Fear in The Fall of the House of Usher by Edgar Allan Poe
Edgar Allan Poe used fear to attract his readers into his gothic world. Poe realized that fear intrigues as well as frightens, and sew it as a perfect motif for many of his stories, particularly The Fall of the House of Usher. Poe emphasized the mysterious, desolate, and gloomy surroundings throughout the story to set up the fear that got the reader involved. Then he extended the fear to the characters in order to reveal the importance of facing and overcoming fear. Poe suggested in the story that the denial of fears can lead to madness and insanity. This has clearly shown through the weakening of Roderick Usher's mind and the resulting impact on the narrator of the story.
In the beginning of the story, Poe used images and descriptions to create a gothic picture of the Usher mansion and to set up a sense of fear and terror. The narrator looked "upon the mere house, and the simple landscape features of the domain - upon the bleak walls - upon the vacant eye-like windows - upon a few rank sedges" and was disturbed. Once he saw these depressing characteristics of the house, he had an idea as to what he would find inside.

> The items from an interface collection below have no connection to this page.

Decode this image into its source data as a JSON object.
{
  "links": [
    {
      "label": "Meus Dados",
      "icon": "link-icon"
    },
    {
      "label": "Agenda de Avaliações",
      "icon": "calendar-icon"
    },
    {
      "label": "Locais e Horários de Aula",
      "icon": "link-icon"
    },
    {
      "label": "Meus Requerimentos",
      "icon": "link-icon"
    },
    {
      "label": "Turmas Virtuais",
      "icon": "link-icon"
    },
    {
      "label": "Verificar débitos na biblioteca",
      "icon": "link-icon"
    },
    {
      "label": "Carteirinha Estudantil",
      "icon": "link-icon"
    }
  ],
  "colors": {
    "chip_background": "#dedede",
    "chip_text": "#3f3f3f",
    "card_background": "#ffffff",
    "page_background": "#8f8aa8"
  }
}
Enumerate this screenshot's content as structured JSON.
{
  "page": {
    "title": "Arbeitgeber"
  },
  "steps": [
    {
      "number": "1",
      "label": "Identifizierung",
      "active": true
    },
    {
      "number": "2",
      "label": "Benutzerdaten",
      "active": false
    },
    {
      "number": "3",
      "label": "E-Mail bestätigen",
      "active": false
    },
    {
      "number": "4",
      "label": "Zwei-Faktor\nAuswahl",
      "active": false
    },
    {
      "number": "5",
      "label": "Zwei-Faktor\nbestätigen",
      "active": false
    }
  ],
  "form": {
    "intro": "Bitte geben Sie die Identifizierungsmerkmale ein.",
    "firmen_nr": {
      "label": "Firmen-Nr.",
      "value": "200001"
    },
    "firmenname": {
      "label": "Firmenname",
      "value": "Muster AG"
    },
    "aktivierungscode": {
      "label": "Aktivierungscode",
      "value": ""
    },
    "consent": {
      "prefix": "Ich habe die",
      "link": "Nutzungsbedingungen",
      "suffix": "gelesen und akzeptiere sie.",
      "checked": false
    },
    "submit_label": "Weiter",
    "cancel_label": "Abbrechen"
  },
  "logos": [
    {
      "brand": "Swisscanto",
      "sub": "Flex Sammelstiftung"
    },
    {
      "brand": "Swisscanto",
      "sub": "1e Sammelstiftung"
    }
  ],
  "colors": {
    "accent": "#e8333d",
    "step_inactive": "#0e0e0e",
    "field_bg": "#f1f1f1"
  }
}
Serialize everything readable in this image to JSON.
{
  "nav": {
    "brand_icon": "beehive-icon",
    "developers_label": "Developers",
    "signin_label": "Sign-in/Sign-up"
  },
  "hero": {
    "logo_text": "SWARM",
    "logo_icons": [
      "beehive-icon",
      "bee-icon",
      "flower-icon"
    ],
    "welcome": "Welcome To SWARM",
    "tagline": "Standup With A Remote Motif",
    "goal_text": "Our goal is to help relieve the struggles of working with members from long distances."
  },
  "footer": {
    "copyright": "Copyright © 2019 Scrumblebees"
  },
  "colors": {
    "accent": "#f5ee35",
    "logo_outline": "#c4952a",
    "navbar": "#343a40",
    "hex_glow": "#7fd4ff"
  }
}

Upon entering the dark and dismal house, the narrator was joined with Roderick Usher. Shocked by the appearance of his companion from early childhood, the narrator explained, "I gazed upon him with a feeling half of pity, half of awe. Surely, man had never before so terribly altered, in so brief a period, as had Roderick Usher!" Through conversation with his childhood friend, the narrator finally discovered the true source of Roderick's illness and sickly appearance. Usher said, "I feel that the period will sooner or later arrive when I must abandon life and reason together, in some struggle with the grim phantasm fear." Roderick was overwhelmed by the fear he was experiencing, and it affected every aspect of his life. It was the constant presence of fear that had caused his illness. Roderick did not know how, or rather was unwilling to try to overcome his fears.
One of Roderick's fears was death. He was from a well-known and honored family, and he and his sister were the last of the long line of Usher descendants. His sister, Madeline, had been fighting a severe and long-continued illness for quite some time, which had added to much of Roderick's gloom. " Her decease, would leave him the last of the ancient race of the Ushers." Roderick seemed not only to fear the death of his sister and ultimately of himself, but also the uncertainty of the future. "I dread the events of the future, not only in themselves, but in their results. I shudder at the thought of any, even the most trivial incident, which may operate upon this intolerable agitation of soul."
The narrator of the story stated that Roderick's fear might have been linked directly to the house. He explained how he is "enchanted by certain superstitious impressions in regard to the...